Required action:
Pick out the lines below that include the string "name".

Input for this task:

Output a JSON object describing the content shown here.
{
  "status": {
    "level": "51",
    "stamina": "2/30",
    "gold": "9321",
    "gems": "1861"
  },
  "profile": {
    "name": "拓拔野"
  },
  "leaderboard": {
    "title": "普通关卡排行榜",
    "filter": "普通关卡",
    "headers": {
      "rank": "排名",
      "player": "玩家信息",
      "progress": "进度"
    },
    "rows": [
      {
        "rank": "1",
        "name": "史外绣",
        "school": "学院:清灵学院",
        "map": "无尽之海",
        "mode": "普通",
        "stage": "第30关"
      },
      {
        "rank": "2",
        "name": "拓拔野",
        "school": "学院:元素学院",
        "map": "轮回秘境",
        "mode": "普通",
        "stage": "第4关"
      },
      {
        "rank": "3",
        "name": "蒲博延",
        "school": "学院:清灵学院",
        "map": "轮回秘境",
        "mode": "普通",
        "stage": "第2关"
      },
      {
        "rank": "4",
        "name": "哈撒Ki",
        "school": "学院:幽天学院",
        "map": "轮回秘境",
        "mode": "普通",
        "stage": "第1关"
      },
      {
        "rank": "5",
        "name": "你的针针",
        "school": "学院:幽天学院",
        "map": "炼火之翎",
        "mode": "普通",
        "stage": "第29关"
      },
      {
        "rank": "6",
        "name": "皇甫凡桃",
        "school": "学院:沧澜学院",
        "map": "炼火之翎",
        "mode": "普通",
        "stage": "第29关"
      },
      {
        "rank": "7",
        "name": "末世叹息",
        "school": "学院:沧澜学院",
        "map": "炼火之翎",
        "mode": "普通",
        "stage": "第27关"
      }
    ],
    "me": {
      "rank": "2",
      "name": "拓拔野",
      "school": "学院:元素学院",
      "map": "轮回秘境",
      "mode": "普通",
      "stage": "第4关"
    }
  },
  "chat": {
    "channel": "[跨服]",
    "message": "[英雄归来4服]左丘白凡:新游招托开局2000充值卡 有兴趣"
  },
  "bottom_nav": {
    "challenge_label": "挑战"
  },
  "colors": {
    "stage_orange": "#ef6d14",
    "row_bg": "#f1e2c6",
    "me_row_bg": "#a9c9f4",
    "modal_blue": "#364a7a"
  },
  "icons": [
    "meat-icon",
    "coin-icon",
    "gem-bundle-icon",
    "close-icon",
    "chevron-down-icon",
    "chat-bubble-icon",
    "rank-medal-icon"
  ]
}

Exercise response:
    "name": "拓拔野"
        "name": "史外绣",
        "name": "拓拔野",
        "name": "蒲博延",
        "name": "哈撒Ki",
        "name": "你的针针",
        "name": "皇甫凡桃",
        "name": "末世叹息",
      "name": "拓拔野",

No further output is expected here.